Dr. Murray Zedeck
While it’s hard to feel confined in Steamboat because of the mountain views from almost every window, social distancing takes its toll.
After eight weeks of home quarantine, I yearned to re-explore our local supermarket, my usual way of learning the culture and people in a new or changing environment. When I finally ventured out to roam the aisles of my favorite market, I found myself in the milk section. A couple stood five feet from me perusing a similar purchase and speaking a foreign language. A confirmed introvert, the sound of their words drew me in as if somewhere in my brain, there was a vestige of their language.
Stepping a little closer, mumbling through my medical mask, I asked, “Excuse me, what language are you speaking?”
“It’s Polish,” said the female shopper. Taking no offense at my intrusion, the gentleman added, “It’s our native language.”
“My parents were born in Poland,” I blurted out. “What city did you come from?”
“It wasn’t a city, more like a village, not unlike Steamboat of old. It’s not a town you would have heard of. It was called Zambrow, not too far from Warsaw.
I couldn’t believe my ears, “That’s where my Father was born!”
The man’s last name is Zilber, and he told me that his family had owned the town grain mill, and how the mill stone was turned by a horse, real “horsepower.”
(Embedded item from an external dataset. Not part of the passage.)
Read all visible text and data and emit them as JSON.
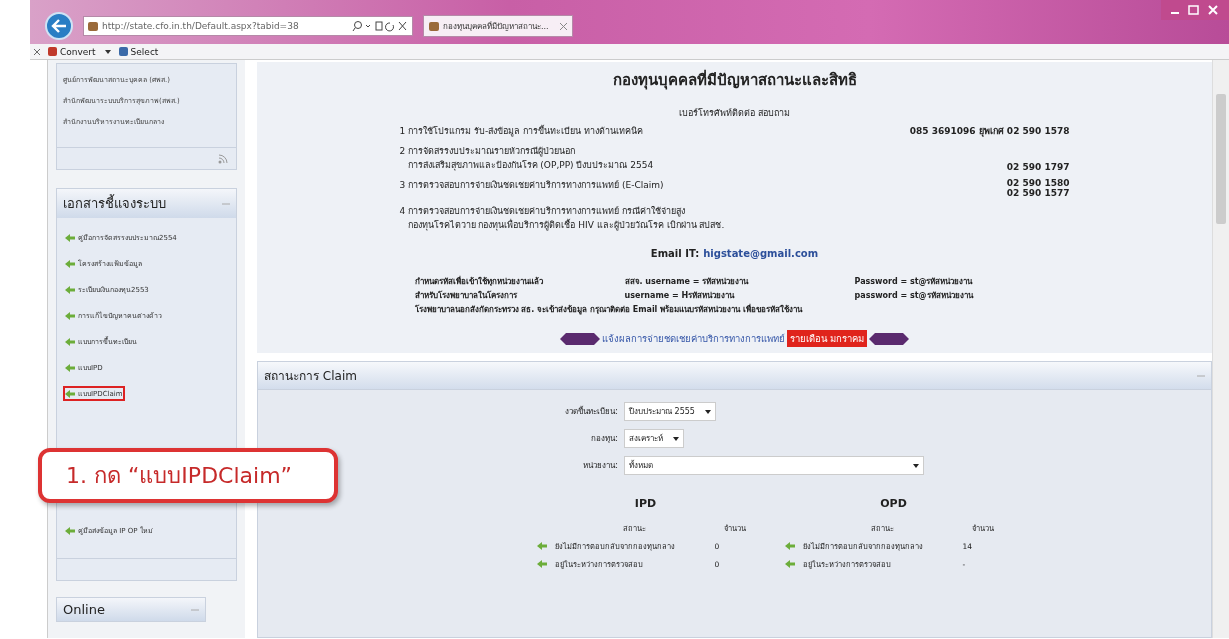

How is that possible? My grandparents owned the mill in that village, surely there was only one. I hurried home to call my father.
“Dad, what happened to the Zambrow Mill when all of your family came to America?”
“We sold it to a family named Zilber.”
“Why didn’t you ever tell me?”
“You never asked.”
I hung up the phone and thought of the experiences we miss by secluding ourselves away from our neighbors. Perhaps when this period of isolation concludes. my introverted spirit will hear the whisper of my extroverted self and venture out more often. There is so much to learn.
WINNER of Bud's 2020 Stories from Home contest during our pandemic pause.